* As is often the case, sales are the yin to rentals’ yang. The sales market is especially slow for smaller units, with substantial inventory build up in the studio, one, and two bedroom markets. Many of my agents reported negligible or no traffic at their week-end Open Houses for these properties, especially in midtown, Murray Hill, Kips Bay, and along the Second Avenue corridor on the Upper East Side.
* Over all, the agents continue to report that condition is a vital factor to making quick deals. Buyers throughout the market really want mint condition. And a well priced mint apartment is the only one likely to receive several bids today. Urgency has pretty much vanished from the buyer lexicon; they take their time. And nothing goes smoothly. It takes attorneys weeks to hammer out contract details. Deals still founder because of low appraisals. There have been many Board turndowns. As one of my agents put it, referring to colleagues, buyers and sellers, banks, closing department personnel: “Everyone is difficult and cranky.”
* There is little new inventory in the higher price points.
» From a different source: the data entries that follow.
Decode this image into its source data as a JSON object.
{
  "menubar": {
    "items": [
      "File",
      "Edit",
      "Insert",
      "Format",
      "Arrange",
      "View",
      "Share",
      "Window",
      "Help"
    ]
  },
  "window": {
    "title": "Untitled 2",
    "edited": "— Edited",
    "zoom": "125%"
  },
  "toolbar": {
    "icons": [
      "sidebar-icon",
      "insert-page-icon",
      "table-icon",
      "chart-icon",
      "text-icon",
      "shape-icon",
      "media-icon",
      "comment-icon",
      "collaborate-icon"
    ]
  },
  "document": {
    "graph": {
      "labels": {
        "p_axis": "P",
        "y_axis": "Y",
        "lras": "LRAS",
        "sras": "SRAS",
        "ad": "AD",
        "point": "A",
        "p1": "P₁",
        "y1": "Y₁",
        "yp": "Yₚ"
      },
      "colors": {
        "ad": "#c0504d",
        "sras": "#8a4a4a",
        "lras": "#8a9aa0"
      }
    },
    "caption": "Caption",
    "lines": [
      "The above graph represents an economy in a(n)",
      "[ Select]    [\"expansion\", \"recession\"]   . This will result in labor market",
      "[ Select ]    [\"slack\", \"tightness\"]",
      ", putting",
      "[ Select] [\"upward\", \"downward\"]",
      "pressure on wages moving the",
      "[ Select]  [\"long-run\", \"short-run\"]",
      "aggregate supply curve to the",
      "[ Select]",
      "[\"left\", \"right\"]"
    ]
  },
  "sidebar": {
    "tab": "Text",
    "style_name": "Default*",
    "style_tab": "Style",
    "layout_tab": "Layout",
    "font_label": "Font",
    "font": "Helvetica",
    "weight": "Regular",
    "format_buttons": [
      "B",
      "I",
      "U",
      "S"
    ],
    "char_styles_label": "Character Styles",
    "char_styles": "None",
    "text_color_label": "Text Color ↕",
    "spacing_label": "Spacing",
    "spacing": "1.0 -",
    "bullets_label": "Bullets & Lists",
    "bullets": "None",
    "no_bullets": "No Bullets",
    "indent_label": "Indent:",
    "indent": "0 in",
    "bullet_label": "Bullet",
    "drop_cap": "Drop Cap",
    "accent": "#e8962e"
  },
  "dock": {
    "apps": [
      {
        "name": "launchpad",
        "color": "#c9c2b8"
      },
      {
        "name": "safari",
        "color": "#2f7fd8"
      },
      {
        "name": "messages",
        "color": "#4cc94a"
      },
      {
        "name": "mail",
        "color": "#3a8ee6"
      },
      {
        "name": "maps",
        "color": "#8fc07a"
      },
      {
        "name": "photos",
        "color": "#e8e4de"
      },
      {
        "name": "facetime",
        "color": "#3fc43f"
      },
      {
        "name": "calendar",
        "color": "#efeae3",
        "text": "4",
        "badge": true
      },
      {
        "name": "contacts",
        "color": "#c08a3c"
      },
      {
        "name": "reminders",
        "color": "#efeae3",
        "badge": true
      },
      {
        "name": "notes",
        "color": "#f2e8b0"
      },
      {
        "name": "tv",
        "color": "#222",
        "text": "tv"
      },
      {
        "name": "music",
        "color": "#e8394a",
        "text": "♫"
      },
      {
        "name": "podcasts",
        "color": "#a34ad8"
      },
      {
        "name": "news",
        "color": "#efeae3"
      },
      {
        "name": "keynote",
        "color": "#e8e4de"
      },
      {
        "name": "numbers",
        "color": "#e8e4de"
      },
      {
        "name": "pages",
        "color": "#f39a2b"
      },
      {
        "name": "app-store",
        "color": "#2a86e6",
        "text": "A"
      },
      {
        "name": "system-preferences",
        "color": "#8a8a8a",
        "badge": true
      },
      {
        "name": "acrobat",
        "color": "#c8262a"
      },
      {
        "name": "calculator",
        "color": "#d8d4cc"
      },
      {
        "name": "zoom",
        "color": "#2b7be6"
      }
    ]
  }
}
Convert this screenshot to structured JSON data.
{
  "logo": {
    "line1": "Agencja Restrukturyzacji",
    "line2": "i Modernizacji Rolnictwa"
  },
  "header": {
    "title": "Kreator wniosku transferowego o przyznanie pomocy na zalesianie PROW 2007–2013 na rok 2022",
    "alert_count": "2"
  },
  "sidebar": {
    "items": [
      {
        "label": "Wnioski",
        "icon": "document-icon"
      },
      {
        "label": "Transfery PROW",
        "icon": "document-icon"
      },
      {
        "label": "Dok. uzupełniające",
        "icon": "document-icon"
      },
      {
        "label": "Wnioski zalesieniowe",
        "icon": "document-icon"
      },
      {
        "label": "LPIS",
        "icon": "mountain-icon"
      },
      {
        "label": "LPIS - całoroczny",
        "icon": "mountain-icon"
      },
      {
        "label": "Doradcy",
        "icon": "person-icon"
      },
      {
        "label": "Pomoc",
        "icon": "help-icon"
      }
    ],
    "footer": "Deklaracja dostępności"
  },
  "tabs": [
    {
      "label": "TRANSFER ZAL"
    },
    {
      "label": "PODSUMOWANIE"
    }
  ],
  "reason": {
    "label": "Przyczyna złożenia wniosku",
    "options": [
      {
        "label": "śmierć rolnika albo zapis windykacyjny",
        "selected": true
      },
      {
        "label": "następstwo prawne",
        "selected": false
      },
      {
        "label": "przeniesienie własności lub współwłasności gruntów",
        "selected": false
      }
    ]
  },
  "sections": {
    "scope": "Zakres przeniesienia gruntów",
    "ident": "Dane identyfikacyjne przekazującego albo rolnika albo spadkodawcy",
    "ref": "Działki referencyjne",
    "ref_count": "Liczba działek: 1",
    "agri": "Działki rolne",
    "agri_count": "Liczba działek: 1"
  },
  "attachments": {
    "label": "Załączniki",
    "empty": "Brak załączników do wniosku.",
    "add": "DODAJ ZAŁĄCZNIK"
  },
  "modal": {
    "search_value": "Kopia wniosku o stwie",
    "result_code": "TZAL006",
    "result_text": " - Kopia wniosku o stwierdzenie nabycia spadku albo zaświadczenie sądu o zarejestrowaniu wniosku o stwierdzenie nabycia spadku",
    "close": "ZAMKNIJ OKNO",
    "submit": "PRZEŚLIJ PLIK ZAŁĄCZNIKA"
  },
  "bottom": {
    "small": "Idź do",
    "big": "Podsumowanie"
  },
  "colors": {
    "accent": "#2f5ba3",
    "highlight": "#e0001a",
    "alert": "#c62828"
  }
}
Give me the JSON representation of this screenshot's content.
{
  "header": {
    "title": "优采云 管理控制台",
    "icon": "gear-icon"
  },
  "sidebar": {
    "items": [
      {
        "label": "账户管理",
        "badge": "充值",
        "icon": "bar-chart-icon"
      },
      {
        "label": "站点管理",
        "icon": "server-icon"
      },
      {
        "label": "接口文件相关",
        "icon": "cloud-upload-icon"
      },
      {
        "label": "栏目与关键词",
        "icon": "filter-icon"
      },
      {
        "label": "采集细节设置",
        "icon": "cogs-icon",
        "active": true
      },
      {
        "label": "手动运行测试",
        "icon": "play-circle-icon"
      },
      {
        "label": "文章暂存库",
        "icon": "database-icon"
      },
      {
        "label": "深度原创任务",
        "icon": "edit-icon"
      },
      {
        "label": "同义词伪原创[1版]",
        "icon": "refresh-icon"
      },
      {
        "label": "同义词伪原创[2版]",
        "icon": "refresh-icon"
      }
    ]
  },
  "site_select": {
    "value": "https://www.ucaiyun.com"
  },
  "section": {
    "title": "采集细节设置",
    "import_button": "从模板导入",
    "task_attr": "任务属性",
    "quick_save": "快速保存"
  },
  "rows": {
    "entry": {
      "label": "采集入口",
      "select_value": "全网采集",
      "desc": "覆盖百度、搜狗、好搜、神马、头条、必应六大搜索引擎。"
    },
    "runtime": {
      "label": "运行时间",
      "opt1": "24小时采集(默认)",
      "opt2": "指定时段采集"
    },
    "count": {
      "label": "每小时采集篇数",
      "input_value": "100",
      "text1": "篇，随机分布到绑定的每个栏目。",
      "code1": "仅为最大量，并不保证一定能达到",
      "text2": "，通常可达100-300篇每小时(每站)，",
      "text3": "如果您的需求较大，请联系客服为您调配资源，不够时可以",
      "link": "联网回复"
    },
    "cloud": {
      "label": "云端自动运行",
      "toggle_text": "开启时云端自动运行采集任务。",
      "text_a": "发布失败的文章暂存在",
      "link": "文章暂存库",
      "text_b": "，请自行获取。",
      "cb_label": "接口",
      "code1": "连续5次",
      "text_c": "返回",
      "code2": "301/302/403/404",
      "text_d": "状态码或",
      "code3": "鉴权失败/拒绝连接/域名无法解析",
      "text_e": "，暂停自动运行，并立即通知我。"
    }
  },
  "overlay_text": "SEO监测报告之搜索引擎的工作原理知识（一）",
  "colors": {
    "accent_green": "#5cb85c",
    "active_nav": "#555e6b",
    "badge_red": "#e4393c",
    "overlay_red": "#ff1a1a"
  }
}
Many buyers are waiting for the fall in the hopes that a number of new units will come to market. While no doubt some will, the last few seasons have NOT produced a big uptick in listings, and I doubt that we will see the market flooded with new properties come September. When new things DO come on, buyers are in no hurry to see them unless they perceive them to be priced right. But a large, well priced, well located apartment will attract a flurry of activity.
* If a new listing does not sell in the first month, it needs a price reduction. And generally a price reduction must be 5% or more to be impactful. Sellers reluctant to lower their prices ask “Why don’t they just make offers?” Well, they don’t! All my agents agree that buyers want to see a reasonable asking price before they will make an offer or even schedule an appointment.
* Condos are performing better than co-ops. There is still substantial demand from foreign investors, although some are holding back because of apprehension about the Eurozone crisis. Condos tend to sell faster and for more money than co-ops on a price per square foot basis, even when the common charges and taxes are high, because the buyer pool is so much deeper.
* In Brooklyn, everyone wants a townhouse for a million dollars or less. Houses needing renovation come onto the market below a million in Windsor Terrace, in Prospect-Lefferts Gardens or Prospect Heights, even in Midwood and they get snapped up. There are always multiple offers on these properties. This part of the market is hot.
The market continues to behave very differently in different segments. The ultra luxury market remains strong, with a number of deals being signed in the last six weeks in excess of $20 million. The small co-op market is awash in inventory. The condo market, dependent on foreign investors, remains brisk for units of all sizes, even in the less gentrified sections of Harlem and Greenpoint. Inventory is thin for the six to ten room co-op market, or the 2,000 to 3,000 square foot loft market, but the buyers in this segment are still cautious and price sensitive. In fact, buyer price and condition sensitivity, a slow pace of negotiation and contract signings, and ongoing intense deal scrutiny on the part of Boards and banks are the trifecta of dominant realities in today’s New York real estate marketplace.